Oddly enough, I have never really struggled with belief in God. I can emotionally understand a crisis of faith over something like anachronisms in the Book of Mormon or sermons on blood atonement. These are not the sorts of things that trouble me now, but I can imaginatively enter into the emotional logic of such a crisis. Out and out atheism is more difficult. I can certainly intellectually appreciate the arguments that could be marshaled against God. There are perfectly plausible and respectable reasons for becoming an atheist or an agnostic. I can even parrot back to you descriptions of the emotions that might be involved. I have read Camus. Ultimately, however, on some deep level I just donâ€™t emotionally â€œget it.â€

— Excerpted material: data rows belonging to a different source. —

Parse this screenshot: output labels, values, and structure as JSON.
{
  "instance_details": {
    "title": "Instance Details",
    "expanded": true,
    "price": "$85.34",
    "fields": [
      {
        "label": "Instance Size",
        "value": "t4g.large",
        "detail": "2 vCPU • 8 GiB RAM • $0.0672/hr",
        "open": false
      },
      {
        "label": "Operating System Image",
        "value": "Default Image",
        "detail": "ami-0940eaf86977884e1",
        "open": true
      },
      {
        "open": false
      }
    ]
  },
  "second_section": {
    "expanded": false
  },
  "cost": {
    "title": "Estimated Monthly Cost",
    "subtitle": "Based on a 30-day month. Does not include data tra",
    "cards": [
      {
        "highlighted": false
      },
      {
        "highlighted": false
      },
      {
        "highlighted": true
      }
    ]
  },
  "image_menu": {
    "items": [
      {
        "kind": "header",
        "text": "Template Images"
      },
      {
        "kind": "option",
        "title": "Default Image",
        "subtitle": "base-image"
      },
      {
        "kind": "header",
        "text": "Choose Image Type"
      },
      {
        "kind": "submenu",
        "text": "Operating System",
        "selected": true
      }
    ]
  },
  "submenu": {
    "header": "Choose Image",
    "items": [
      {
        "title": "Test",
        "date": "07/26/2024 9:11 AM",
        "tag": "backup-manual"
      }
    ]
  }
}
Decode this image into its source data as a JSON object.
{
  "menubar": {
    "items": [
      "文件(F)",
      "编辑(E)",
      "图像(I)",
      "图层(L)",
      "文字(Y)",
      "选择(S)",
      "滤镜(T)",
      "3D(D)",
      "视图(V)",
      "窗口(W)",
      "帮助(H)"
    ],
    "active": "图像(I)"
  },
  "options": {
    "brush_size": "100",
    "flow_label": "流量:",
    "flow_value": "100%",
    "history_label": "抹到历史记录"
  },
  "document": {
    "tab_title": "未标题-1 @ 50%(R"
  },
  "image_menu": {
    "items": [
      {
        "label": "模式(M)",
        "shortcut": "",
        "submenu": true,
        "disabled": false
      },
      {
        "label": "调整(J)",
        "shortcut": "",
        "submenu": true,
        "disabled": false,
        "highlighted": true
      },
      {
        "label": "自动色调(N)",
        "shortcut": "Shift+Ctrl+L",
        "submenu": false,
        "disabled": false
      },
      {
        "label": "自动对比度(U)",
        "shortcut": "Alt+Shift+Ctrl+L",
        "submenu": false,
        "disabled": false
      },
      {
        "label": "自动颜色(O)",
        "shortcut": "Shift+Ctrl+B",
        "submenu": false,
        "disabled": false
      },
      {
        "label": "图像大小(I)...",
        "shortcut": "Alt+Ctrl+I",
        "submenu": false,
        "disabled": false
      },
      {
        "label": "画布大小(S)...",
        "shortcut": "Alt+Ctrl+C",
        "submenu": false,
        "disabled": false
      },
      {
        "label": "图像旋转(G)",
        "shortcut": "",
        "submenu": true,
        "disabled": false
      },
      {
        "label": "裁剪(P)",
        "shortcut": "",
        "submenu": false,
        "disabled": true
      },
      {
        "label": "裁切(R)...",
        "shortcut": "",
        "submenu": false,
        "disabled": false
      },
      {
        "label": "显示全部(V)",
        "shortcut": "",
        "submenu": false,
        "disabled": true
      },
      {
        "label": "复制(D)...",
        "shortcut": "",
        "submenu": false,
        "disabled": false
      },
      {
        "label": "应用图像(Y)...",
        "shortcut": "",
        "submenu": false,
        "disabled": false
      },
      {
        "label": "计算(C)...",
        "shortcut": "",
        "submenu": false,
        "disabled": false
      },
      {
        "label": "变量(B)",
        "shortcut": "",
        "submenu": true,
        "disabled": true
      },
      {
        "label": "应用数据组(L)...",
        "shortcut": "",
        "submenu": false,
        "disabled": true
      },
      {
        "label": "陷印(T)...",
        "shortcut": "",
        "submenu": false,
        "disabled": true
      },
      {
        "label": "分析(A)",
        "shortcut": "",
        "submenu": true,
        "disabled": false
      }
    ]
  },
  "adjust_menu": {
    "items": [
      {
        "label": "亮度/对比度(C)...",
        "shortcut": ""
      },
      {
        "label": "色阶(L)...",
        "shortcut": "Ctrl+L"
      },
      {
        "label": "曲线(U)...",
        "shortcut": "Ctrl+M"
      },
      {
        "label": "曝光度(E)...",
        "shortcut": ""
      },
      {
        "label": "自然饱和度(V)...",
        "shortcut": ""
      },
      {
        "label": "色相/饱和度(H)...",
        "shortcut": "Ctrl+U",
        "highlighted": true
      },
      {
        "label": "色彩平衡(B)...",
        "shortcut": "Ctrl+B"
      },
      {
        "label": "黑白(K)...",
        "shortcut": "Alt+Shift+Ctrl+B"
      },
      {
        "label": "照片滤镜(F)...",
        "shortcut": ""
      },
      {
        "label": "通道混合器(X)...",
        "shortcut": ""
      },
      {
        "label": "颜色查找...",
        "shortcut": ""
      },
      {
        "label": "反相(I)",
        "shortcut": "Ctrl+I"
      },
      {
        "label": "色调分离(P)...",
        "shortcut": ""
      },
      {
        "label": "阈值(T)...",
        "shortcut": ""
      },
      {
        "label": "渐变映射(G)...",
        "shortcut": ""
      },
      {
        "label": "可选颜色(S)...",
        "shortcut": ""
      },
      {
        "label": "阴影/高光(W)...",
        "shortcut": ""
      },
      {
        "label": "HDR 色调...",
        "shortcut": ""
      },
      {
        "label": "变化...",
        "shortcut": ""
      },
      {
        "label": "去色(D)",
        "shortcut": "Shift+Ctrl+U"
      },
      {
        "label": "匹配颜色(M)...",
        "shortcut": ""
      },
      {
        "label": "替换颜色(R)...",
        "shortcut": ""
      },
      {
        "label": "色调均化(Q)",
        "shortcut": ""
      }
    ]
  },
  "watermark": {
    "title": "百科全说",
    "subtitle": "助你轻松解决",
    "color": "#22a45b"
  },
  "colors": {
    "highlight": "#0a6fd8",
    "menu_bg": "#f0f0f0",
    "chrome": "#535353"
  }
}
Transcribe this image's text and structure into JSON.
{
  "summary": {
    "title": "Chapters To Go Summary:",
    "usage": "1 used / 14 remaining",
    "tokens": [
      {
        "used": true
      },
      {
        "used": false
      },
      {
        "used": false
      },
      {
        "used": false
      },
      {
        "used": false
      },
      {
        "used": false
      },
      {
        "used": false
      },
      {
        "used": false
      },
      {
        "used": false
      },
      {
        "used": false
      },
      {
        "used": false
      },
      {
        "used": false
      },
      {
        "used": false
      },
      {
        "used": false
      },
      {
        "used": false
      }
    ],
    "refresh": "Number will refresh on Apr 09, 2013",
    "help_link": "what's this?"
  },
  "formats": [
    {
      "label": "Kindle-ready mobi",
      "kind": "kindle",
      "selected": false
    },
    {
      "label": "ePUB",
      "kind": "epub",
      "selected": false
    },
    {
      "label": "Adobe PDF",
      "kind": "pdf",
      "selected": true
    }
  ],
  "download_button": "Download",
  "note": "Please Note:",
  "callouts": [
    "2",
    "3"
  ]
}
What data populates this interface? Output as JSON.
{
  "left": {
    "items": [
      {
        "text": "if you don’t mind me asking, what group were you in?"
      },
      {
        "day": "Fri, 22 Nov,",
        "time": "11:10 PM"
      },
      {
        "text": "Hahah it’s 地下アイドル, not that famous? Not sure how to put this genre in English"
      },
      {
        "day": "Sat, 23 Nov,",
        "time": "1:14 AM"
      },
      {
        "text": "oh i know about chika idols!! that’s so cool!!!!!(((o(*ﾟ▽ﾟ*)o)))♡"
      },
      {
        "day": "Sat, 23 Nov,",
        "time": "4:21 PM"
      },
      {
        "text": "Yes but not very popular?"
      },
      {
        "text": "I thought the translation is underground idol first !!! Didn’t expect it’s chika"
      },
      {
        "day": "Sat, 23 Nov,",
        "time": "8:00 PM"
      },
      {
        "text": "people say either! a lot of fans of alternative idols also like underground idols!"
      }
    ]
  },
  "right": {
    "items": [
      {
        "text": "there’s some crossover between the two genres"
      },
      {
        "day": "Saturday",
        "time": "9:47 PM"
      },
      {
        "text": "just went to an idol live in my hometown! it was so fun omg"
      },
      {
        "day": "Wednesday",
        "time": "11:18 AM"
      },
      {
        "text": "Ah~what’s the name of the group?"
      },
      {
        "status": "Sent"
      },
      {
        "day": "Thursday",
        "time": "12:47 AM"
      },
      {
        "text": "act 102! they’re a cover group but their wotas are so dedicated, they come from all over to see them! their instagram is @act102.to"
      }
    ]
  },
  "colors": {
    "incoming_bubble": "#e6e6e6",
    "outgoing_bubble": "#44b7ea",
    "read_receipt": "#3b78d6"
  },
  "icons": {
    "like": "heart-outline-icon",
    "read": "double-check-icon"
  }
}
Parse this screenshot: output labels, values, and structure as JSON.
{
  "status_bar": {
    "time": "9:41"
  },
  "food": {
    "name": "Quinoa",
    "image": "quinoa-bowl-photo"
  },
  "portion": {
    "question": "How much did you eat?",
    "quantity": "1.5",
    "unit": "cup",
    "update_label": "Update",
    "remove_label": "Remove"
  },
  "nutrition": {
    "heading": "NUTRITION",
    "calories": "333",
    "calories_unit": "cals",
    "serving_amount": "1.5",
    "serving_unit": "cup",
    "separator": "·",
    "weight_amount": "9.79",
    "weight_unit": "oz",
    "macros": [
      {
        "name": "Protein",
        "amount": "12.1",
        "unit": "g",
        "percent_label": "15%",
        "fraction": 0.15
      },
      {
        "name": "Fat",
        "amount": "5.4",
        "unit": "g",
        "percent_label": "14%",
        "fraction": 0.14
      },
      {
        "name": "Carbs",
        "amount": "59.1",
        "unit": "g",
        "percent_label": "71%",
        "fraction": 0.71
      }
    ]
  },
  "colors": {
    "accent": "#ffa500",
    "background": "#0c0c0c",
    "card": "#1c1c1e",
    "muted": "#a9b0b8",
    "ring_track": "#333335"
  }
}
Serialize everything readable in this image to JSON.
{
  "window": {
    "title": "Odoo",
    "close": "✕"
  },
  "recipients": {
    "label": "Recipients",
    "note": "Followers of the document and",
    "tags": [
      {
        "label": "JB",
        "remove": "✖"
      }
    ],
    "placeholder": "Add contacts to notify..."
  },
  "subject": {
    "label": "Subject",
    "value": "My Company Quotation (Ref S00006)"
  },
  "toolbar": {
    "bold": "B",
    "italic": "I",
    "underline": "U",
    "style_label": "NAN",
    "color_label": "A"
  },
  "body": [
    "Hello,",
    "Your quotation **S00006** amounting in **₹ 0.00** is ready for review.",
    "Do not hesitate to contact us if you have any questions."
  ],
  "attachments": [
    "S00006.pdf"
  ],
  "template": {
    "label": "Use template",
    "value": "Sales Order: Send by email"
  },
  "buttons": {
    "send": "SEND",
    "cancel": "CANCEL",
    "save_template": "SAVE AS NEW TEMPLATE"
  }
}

After moving to Williamsburg, we adopted a four-year-old Black Lab named Maggie. Labs are beautiful, wonderful animals, but if they donâ€™t get regular exercise they become utterly psychotic and will destroy your home. As fate â€“ and my anti-morning wife â€“ would have it, I am the dog walker in our family. I hate getting out of bed, but I love the walks. The Virginia Tidewater is one of the more beautiful spots on earth. A quarter mile from our home there is a bike trail that winds its way through cornfields, woods, and marshes. Sometimes Maggie and I drive a mile or two down to the banks of the James River and walk along the estuary looking out toward the Chesapeake. Walking along the beach, watching the early morning mist hover above the surface the water, which reflects the blaze of color from the fall trees, and partaking second-hand of that special joy that a dog gets when it rouses a flock of geese and sends it honking over the river, the beauty and goodness of God is so imminent and overwhelming that atheism becomes, for me, an emotional impossibility.